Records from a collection
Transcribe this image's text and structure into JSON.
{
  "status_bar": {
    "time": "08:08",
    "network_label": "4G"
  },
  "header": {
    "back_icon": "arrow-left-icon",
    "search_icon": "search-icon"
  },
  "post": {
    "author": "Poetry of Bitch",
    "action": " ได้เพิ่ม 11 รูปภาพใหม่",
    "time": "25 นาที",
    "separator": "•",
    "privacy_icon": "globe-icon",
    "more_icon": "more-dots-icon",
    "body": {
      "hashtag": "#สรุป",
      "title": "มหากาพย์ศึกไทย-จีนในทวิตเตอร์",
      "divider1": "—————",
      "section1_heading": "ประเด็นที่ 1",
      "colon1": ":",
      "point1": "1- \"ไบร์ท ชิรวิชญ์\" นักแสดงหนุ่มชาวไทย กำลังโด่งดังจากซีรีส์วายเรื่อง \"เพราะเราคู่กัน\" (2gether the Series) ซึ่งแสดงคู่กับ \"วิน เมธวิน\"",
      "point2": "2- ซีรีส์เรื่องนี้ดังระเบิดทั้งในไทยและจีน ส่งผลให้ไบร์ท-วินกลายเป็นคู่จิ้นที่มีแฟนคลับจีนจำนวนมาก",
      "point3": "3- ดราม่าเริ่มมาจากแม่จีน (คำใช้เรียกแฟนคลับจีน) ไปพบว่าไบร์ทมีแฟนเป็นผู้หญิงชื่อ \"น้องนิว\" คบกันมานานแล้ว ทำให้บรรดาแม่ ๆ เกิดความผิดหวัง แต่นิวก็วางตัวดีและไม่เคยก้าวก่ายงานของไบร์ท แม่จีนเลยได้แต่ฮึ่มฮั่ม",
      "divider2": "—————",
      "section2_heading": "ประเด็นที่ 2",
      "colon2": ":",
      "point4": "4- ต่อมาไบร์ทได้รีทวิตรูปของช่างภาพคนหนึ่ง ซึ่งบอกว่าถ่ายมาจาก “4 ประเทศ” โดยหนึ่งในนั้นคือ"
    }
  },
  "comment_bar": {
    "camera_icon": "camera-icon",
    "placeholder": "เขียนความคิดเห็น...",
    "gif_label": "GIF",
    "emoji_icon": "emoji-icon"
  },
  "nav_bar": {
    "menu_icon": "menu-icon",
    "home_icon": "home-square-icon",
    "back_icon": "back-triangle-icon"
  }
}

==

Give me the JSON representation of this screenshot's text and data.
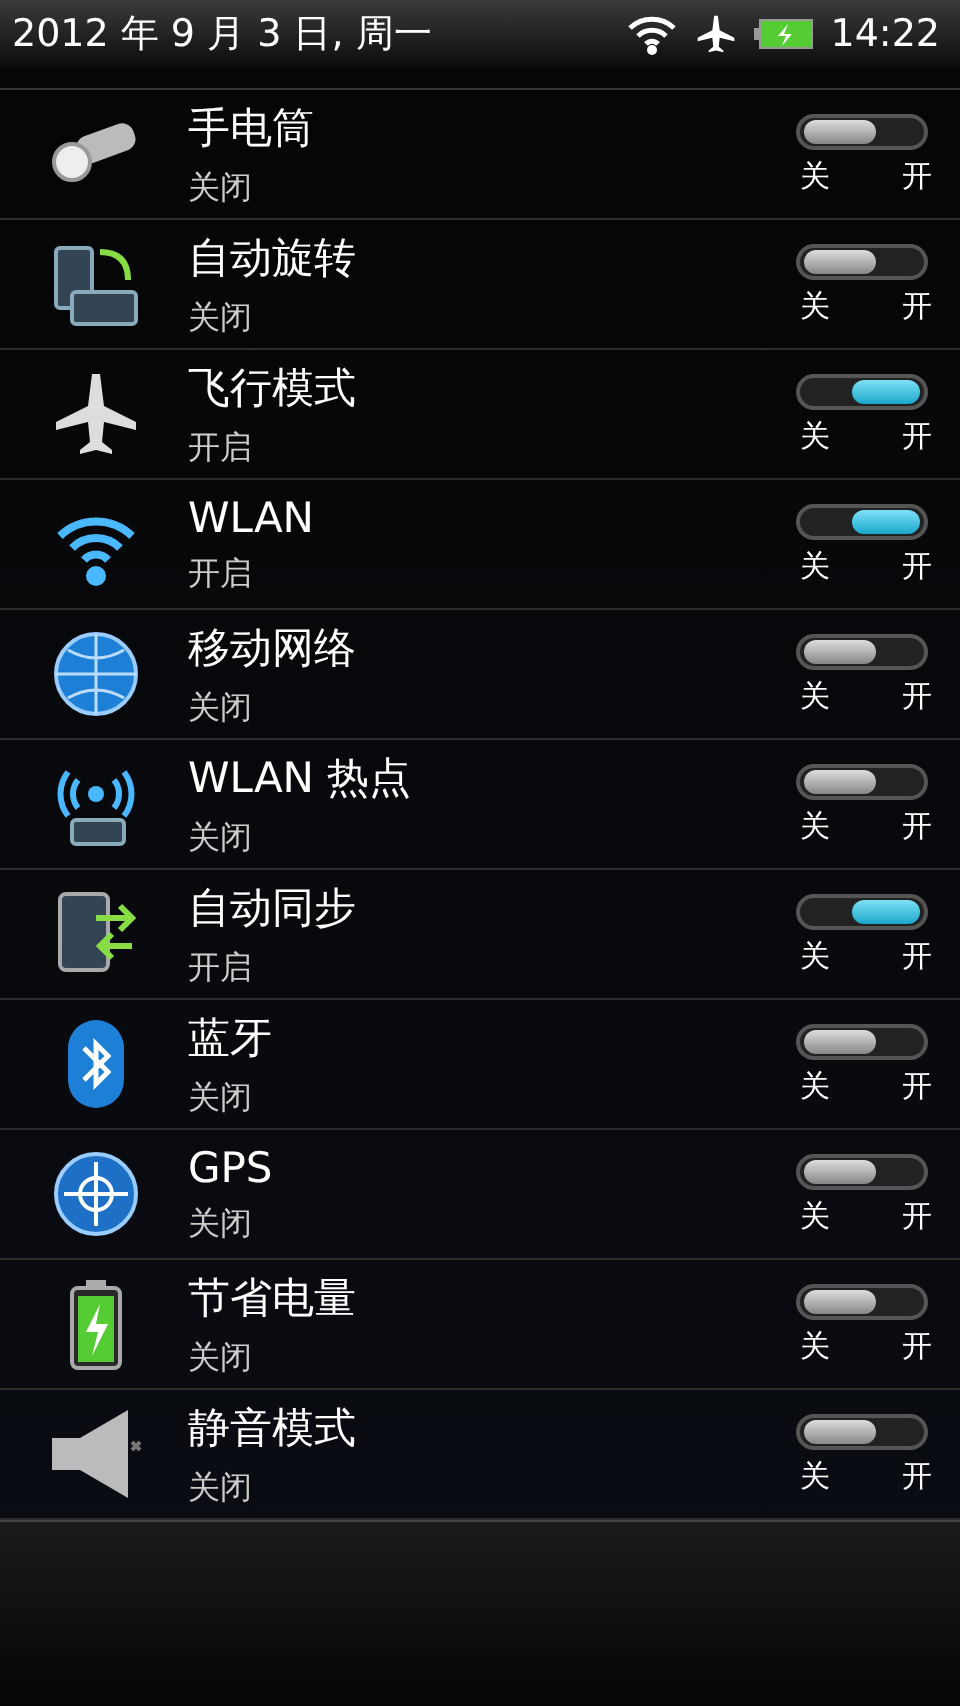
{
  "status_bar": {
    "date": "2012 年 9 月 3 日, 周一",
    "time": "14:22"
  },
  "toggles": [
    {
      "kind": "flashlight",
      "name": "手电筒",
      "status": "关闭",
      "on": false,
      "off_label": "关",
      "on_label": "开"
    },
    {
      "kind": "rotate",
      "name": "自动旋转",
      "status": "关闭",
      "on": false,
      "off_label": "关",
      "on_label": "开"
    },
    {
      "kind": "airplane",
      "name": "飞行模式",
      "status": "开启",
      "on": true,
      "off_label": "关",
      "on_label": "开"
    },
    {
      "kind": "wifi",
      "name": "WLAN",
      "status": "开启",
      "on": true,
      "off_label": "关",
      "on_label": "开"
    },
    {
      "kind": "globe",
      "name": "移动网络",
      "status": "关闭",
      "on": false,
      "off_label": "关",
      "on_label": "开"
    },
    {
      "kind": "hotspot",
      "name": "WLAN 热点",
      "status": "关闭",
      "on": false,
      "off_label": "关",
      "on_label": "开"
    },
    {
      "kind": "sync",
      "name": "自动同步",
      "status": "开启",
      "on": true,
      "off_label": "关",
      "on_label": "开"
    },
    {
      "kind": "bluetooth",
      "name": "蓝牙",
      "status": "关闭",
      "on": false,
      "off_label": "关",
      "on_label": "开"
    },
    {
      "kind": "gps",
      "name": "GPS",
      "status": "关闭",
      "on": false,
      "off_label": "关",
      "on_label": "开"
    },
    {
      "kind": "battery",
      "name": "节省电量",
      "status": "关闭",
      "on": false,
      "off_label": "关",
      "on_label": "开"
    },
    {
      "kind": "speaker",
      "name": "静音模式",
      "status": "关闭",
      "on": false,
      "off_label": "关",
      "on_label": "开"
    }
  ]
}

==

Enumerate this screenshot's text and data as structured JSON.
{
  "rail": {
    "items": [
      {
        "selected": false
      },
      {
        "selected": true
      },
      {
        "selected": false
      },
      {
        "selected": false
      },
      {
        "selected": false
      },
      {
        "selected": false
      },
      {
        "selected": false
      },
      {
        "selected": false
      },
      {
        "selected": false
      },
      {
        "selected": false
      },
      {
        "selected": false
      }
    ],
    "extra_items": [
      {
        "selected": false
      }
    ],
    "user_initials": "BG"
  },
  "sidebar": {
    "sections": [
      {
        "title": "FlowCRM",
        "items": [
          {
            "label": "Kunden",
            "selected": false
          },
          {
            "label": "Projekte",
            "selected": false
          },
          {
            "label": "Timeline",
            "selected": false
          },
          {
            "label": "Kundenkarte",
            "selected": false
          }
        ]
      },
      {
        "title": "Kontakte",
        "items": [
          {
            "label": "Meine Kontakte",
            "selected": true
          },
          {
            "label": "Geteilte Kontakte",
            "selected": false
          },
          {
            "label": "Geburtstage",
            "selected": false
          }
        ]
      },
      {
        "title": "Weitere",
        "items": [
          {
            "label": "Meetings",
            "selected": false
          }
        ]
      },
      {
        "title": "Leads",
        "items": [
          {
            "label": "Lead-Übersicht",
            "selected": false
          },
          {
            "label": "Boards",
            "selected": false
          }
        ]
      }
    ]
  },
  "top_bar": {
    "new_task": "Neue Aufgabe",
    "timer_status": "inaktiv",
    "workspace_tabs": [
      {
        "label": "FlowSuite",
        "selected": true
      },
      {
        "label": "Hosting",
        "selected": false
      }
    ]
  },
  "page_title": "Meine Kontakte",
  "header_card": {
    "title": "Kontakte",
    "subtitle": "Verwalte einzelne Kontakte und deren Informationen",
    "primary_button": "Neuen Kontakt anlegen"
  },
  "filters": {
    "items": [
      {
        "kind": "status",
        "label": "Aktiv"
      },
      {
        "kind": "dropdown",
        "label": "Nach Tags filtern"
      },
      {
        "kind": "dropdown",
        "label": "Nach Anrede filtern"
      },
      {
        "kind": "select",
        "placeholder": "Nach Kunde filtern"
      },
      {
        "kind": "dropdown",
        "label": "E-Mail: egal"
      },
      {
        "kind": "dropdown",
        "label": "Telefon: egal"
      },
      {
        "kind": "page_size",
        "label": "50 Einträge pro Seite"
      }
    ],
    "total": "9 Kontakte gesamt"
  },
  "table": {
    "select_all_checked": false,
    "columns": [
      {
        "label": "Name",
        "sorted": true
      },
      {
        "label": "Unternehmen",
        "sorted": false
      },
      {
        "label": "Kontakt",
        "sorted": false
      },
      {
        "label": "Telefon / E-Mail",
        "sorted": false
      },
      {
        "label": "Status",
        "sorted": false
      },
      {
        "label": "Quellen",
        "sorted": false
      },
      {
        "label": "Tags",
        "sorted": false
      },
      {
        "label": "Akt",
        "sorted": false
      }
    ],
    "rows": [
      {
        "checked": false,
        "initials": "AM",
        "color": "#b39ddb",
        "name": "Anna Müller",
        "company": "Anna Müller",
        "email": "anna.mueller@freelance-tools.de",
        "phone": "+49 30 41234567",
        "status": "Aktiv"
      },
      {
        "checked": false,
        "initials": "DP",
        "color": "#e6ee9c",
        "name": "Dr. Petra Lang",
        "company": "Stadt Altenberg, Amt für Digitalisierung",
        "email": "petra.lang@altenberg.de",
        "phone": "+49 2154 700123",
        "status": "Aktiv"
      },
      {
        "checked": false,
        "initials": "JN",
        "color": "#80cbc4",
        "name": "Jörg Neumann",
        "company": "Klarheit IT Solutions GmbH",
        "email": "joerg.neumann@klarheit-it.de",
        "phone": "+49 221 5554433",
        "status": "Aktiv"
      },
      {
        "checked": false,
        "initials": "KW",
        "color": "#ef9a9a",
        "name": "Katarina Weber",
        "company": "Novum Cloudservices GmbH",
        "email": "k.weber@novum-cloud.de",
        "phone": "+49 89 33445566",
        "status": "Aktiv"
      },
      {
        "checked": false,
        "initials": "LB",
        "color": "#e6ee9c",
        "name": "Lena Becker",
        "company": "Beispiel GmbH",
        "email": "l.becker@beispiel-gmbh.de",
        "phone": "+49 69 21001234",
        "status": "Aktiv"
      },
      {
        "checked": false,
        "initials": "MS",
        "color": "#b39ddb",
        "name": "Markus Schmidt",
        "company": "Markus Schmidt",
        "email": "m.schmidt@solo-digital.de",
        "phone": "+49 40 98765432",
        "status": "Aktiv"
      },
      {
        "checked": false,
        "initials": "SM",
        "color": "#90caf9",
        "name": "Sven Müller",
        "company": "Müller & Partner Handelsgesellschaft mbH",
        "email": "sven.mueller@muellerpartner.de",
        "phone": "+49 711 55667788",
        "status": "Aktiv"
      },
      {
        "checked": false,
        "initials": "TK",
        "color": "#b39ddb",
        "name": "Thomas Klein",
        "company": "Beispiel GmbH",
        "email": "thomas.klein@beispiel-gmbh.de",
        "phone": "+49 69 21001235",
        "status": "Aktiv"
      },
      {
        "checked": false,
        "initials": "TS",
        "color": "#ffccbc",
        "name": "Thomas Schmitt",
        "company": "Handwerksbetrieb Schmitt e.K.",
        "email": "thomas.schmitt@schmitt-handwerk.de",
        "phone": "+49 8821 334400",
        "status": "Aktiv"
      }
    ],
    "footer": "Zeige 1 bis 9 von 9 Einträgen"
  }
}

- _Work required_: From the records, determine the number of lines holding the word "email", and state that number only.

- _Solution to this problem_: 9